This year’s Midsummer Classic was a memorable one. Yoenis Cespedes won his second Home Run Derby in a row, the first to win back-to-back Derby’s since Ken Griffey Jr. in 1998-1999. Meanwhile, Mike Trout officially became baseball’s next big thing by winning All-Star Game MVP. Both of these feats were overshadowed by 14-time All-Star and five-time World Series Champion, Derek Jeter’s final All-Star game.
This year’s festivities have proven that these mid-season events are still popular and that MLB has the star power to produce a marketable product.
Fox’s broadcast of the 85th All-Star Game at Target Field, Minneapolis was the most watched All-Star Game since 2010 and had the first consecutive ratings increase since 1993 and 1994. In the first hour, while Jeter played, viewership averaged 11.07 million and a 3.0 rating with the essential 18-49 year-old demographic. This is a promising result for baseball, after the World Cup dominated ratings for the last month and many believe that soccer has surpassed baseball in popularity among the youth demographic.
Richard Deitsch from Sports Illustrated’s predicted that “viewership will keep dropping unless baseball fundamentally shifts its marketing to individual players rather than teams. But that’s a hard sell regionally because baseball at its core is a regional game.” The viewership success of the game marketed around Jeter’s final appearance has proven his point.

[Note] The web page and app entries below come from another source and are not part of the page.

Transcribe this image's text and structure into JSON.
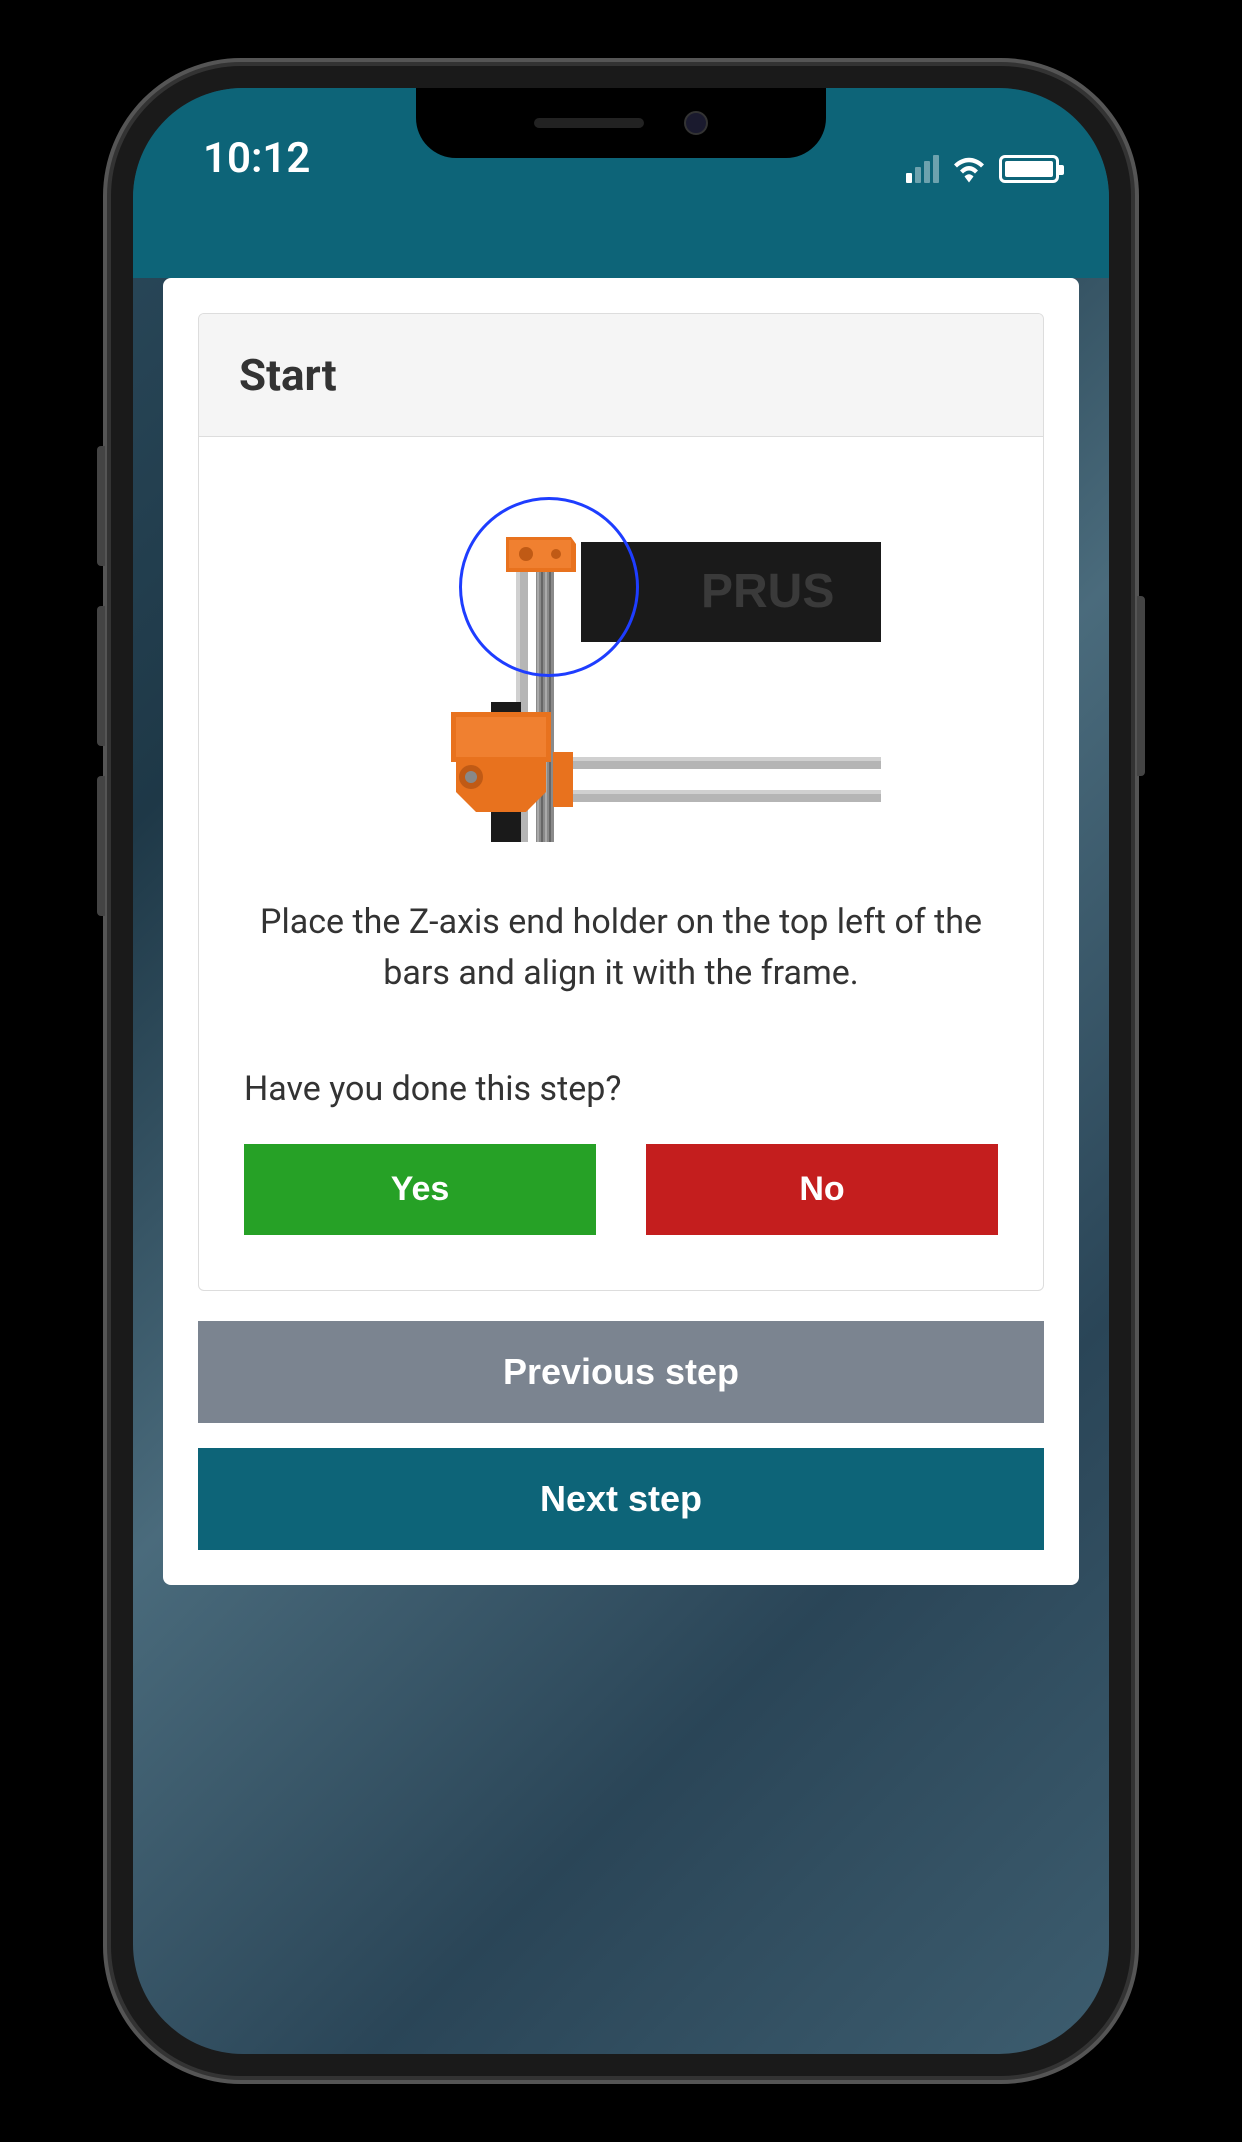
{
  "status_bar": {
    "time": "10:12"
  },
  "card": {
    "title": "Start",
    "instruction": "Place the Z-axis end holder on the top left of the bars and align it with the frame.",
    "question": "Have you done this step?",
    "yes_label": "Yes",
    "no_label": "No",
    "image_label_text": "PRUS"
  },
  "navigation": {
    "previous_label": "Previous step",
    "next_label": "Next step"
  },
  "colors": {
    "header": "#0d6478",
    "yes_button": "#26a126",
    "no_button": "#c41e1e",
    "prev_button": "#7b8490",
    "next_button": "#0d6478",
    "highlight_circle": "#1e3dff"
  }
}
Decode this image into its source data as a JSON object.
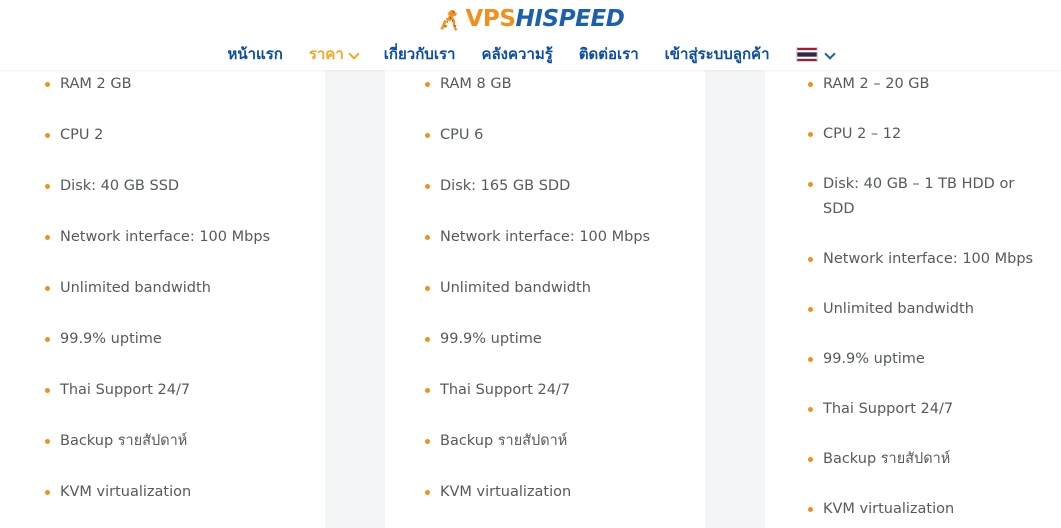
{
  "header": {
    "logo": {
      "mascot_icon": "cheetah-mascot-icon",
      "part1": "VPS",
      "part2": "HISPEED"
    },
    "nav": [
      {
        "label": "หน้าแรก",
        "active": false,
        "has_caret": false
      },
      {
        "label": "ราคา",
        "active": true,
        "has_caret": true
      },
      {
        "label": "เกี่ยวกับเรา",
        "active": false,
        "has_caret": false
      },
      {
        "label": "คลังความรู้",
        "active": false,
        "has_caret": false
      },
      {
        "label": "ติดต่อเรา",
        "active": false,
        "has_caret": false
      },
      {
        "label": "เข้าสู่ระบบลูกค้า",
        "active": false,
        "has_caret": false
      }
    ],
    "language": {
      "flag_icon": "thailand-flag-icon",
      "caret_icon": "chevron-down-icon"
    }
  },
  "colors": {
    "brand_orange": "#F3901D",
    "brand_blue": "#1B60AE",
    "nav_blue": "#0B4EA2",
    "active_orange": "#F5A623",
    "feature_text": "#555A5E",
    "gutter_gray": "#EFF1F4"
  },
  "plans": [
    {
      "id": "plan-1",
      "features": [
        "RAM 2 GB",
        "CPU 2",
        "Disk: 40 GB SSD",
        "Network interface: 100 Mbps",
        "Unlimited bandwidth",
        "99.9% uptime",
        "Thai Support 24/7",
        "Backup รายสัปดาห์",
        "KVM virtualization"
      ]
    },
    {
      "id": "plan-2",
      "features": [
        "RAM 8 GB",
        "CPU 6",
        "Disk: 165 GB SDD",
        "Network interface: 100 Mbps",
        "Unlimited bandwidth",
        "99.9% uptime",
        "Thai Support 24/7",
        "Backup รายสัปดาห์",
        "KVM virtualization"
      ]
    },
    {
      "id": "plan-3",
      "features": [
        "RAM 2 – 20 GB",
        "CPU 2 – 12",
        "Disk: 40 GB – 1 TB HDD or SDD",
        "Network interface: 100 Mbps",
        "Unlimited bandwidth",
        "99.9% uptime",
        "Thai Support 24/7",
        "Backup รายสัปดาห์",
        "KVM virtualization"
      ]
    }
  ]
}
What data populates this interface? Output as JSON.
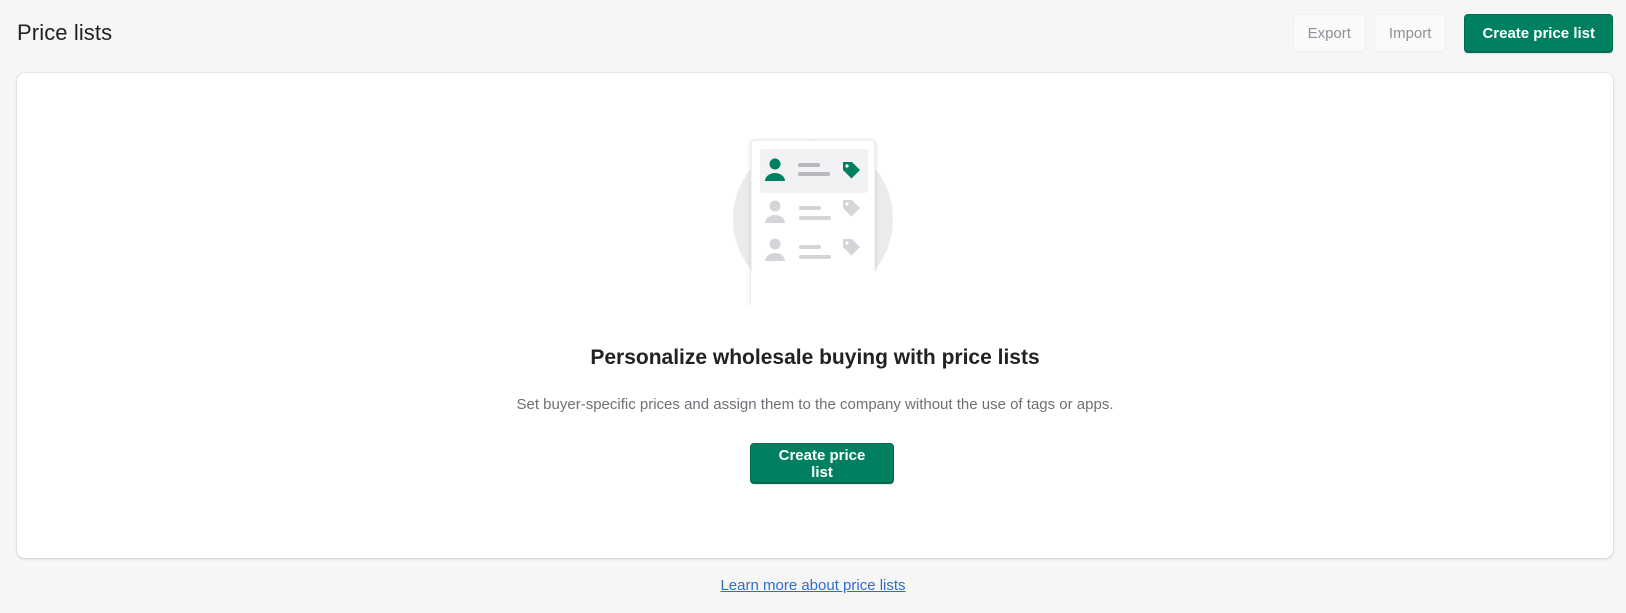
{
  "header": {
    "title": "Price lists",
    "export_label": "Export",
    "import_label": "Import",
    "create_label": "Create price list"
  },
  "empty_state": {
    "heading": "Personalize wholesale buying with price lists",
    "description": "Set buyer-specific prices and assign them to the company without the use of tags or apps.",
    "cta_label": "Create price list"
  },
  "footer": {
    "learn_more_label": "Learn more about price lists"
  },
  "colors": {
    "primary": "#008060",
    "background": "#f6f6f7",
    "link": "#2c6ecb"
  }
}
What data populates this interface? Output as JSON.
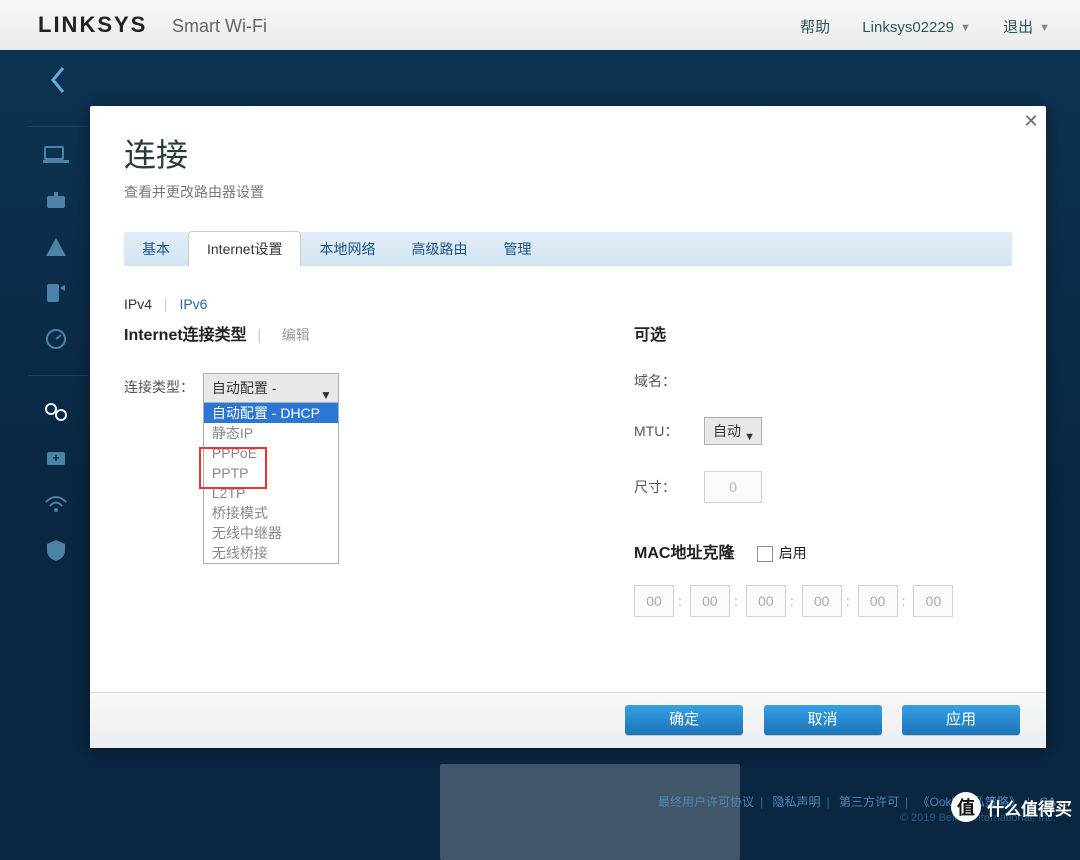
{
  "header": {
    "brand": "LINKSYS",
    "brand_sub": "Smart Wi-Fi",
    "help": "帮助",
    "account": "Linksys02229",
    "logout": "退出"
  },
  "modal": {
    "title": "连接",
    "subtitle": "查看并更改路由器设置",
    "tabs": [
      "基本",
      "Internet设置",
      "本地网络",
      "高级路由",
      "管理"
    ],
    "proto_ipv4": "IPv4",
    "proto_ipv6": "IPv6",
    "left_heading": "Internet连接类型",
    "edit": "编辑",
    "conn_label": "连接类型：",
    "conn_value": "自动配置 - DHCP",
    "conn_options": [
      "自动配置 - DHCP",
      "静态IP",
      "PPPoE",
      "PPTP",
      "L2TP",
      "桥接模式",
      "无线中继器",
      "无线桥接"
    ],
    "right_heading": "可选",
    "domain_label": "域名：",
    "mtu_label": "MTU：",
    "mtu_value": "自动",
    "size_label": "尺寸：",
    "size_value": "0",
    "mac_heading": "MAC地址克隆",
    "enable_label": "启用",
    "mac": [
      "00",
      "00",
      "00",
      "00",
      "00",
      "00"
    ],
    "btn_ok": "确定",
    "btn_cancel": "取消",
    "btn_apply": "应用"
  },
  "footer": {
    "links": [
      "最终用户许可协议",
      "隐私声明",
      "第三方许可",
      "《Ookla隐私策略》",
      "CA"
    ],
    "copyright": "© 2019 Belkin International, Inc."
  },
  "watermark": "什么值得买"
}
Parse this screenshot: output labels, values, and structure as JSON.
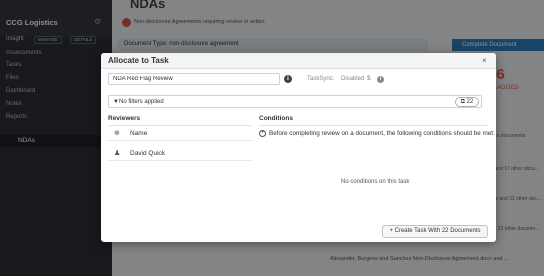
{
  "app": {
    "brand": "CCG Logistics",
    "sidebar_label": "Insight",
    "chip_manage": "MANAGE",
    "chip_details": "DETAILS",
    "sidebar_items": [
      "Assessments",
      "Tasks",
      "Files",
      "Dashboard",
      "Notes",
      "Reports"
    ],
    "sidebar_active": "NDAs",
    "page_title": "NDAs",
    "page_subtitle": "Non-disclosure Agreements requiring review or action",
    "filter_text": "Document Type: non-disclosure agreement",
    "complete_label": "Complete Document",
    "stat_value": "46",
    "stat_label": "FLAGGED",
    "right_texts": [
      "other documents",
      "ks and 17 other docu...",
      "ksks and 31 other doc...",
      "and 23 other docume..."
    ],
    "bottom_text": "Alexander, Burgess and Sanchez Non-Disclosure Agreement.docx and ..."
  },
  "modal": {
    "title": "Allocate to Task",
    "close_label": "×",
    "task_name": "NDA Red Flag Review",
    "tasksync_label": "TaskSync:",
    "tasksync_value": "Disabled",
    "dollar": "$",
    "filters_text": "No filters applied",
    "doc_count": "22",
    "reviewers_heading": "Reviewers",
    "reviewers_name_header": "Name",
    "reviewer_1": "David Quick",
    "conditions_heading": "Conditions",
    "conditions_prompt": "Before completing review on a document, the following conditions should be met:",
    "no_conditions": "No conditions on this task",
    "create_button": "+ Create Task With 22 Documents"
  },
  "colors": {
    "accent": "#2a7ec1",
    "flag": "#e0524b",
    "sidebar": "#2b2f36"
  }
}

Cespedes’ second Home Run Derby, Trout’s MVP, and Jeter’s perfect performance made for a great All-Star weekend. Mariano Rivera’s appearance last year was memorable, this year was exceptional, but what’s to say next year won’t be unforgettable? In the future, the MLB needs to focus its mid-season event around marketable stars like Trout, the heir apparent to Jeter, while highlighting the spectacle of the All-Star Game and the excitement of the Home Run Derby.